The Woodland Hills School Board unveiled a number of proposed budget cuts Wednesday, along with a plan that would consolidate bus routes and eliminate school bus monitors.
The cuts would save the district $257,000 by reducing security, closing swimming pools in the Woodland Hills Junior High School and Woodland Hills Academy, and eliminating the College Now program and IN Woodland Hills, a free quarterly magazine. The bus consolidation plan is expected to save the district $1 million.
None of the measures has come to a vote yet. The board discussed the possibilities at its regular meeting.
Assistant Superintendent Alan Johnson, who is for the remainder of the school year, said the proposed changes, while not desirable, wouldn’t affect core educational services.
“It’s probably a compromise, in the true sense of the word,” Johnson said.
Johnson said the security cuts would reduce the number of personnel in each building, but none would be left unguarded. The reduction would save the district $100,000, as would the pool closings.
The College Now program, which allows high school students to take courses for college credits, has seen less-than-anticipated enrollment over the past few years, Johnson said. That program costs $35,000 a year.
IN Woodland Hills, a free magazine that costs the district $22,000 annually, is mailed to more than 18,000 houses in the district. While Johnson praised the publication’s quality, he said the district could find other, less expensive ways to reach the community.
“We can do these things without substantially affecting our core operations,” he said.
But a few weeks ago, that didn’t seem to be the case with transportation.
Gerald Chessman, who heads the district’s transportation arm, cobbled together a plan that would consolidate bus routes and eliminate bus monitors to avoid an earlier proposal that would have eliminated all transportation for students in kindergarten through sixth grade.
The former plan would have saved the district $2.6 million. The current proposal saves about $1 million. But while the proposal restores transportation, it does include some caveats.
Students living within 1.5 miles of their schools, for instance, would be required to walk if the route is deemed safe. Other students may have to arrive early to school if their routes are consolidated with ones taking students to other schools.
And the absence of bus monitors, as board member Bob Tomasic suggested, could increase the likelihood of bullying. Chessman said the district would have to strictly enforce disciplinary measures, suspending students from the bus after four incidents.
The changes aren’t preferable, Chessman said, but they’re better than the alternative.
“It’s going to keep transportation and put it back in the budget,” he said.
The news isn’t all dire, though. The district received a roughly $800,000 grant to establish a literacy program that will encompass three full-time positions and a part-time one next year.
The grant, officially called the Keystones to Opportunities/Striving Readers Grant Award, covers one year, with another four years’ funding to be determined by availability of government money and compliance with program requirements.

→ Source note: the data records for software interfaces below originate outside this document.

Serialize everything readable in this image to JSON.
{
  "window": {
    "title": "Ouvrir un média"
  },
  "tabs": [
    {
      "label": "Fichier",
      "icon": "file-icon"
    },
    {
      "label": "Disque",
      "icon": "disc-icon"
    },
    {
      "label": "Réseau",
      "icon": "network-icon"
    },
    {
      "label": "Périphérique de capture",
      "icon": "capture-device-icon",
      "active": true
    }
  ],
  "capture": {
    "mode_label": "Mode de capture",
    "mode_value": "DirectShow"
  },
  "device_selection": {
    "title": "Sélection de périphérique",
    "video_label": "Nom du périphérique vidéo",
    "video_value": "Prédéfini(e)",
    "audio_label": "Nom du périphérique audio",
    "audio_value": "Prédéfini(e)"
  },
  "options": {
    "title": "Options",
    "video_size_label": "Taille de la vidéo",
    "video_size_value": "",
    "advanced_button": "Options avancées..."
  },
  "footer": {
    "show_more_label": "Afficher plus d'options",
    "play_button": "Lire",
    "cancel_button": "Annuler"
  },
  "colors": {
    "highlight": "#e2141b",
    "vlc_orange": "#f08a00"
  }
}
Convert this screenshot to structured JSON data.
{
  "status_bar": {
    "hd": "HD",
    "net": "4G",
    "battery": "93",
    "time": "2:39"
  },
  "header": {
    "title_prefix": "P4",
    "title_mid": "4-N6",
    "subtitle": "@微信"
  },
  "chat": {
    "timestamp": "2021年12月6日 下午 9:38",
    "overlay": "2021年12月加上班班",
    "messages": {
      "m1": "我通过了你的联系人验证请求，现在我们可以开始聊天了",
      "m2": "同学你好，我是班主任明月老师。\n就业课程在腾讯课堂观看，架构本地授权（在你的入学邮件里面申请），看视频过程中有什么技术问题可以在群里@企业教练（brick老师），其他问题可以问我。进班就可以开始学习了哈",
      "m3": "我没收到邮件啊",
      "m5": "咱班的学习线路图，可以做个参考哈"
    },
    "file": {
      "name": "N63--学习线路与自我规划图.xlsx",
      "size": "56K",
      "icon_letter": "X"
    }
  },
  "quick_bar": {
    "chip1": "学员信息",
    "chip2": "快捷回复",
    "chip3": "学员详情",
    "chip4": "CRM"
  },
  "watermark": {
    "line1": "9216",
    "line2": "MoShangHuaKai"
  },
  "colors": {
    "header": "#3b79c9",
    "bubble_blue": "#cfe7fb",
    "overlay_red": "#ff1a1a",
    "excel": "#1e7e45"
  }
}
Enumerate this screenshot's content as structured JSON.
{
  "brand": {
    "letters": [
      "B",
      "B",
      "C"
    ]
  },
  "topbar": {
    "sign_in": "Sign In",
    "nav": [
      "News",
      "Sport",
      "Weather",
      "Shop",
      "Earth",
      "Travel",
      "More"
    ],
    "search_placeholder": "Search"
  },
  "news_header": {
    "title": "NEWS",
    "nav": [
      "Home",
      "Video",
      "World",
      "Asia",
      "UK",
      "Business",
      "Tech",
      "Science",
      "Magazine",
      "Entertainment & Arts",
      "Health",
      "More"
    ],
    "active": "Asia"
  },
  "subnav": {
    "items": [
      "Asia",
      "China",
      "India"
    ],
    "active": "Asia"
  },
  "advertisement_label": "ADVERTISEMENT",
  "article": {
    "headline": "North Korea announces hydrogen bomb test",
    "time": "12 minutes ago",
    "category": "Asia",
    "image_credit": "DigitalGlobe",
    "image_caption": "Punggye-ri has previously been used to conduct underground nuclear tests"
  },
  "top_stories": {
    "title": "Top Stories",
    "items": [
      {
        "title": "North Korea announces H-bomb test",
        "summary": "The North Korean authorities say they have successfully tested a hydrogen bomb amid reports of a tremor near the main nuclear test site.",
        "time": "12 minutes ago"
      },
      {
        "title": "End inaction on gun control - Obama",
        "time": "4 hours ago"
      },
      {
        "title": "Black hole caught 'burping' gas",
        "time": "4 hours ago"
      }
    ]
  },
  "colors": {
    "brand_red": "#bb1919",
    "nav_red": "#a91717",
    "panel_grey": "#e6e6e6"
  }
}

Johnson stressed that none of the cuts are a “done deal.” Depending on how the state budget pans out, he said, the Woodland Hills' budget is subject to change.
Last month, for instance, the board that would have cut kindergarten education and raised taxes.
Regarding optimism that state legislators may be able to find more money for public education in this year’s budget, following a study released by Pennsylvania’s Independent Fiscal Office, Johnson said he’s keeping his fingers crossed.
“That is so important, so significant for us,” Johnson said. “We’re trying to run out to the very last minute with our budget.”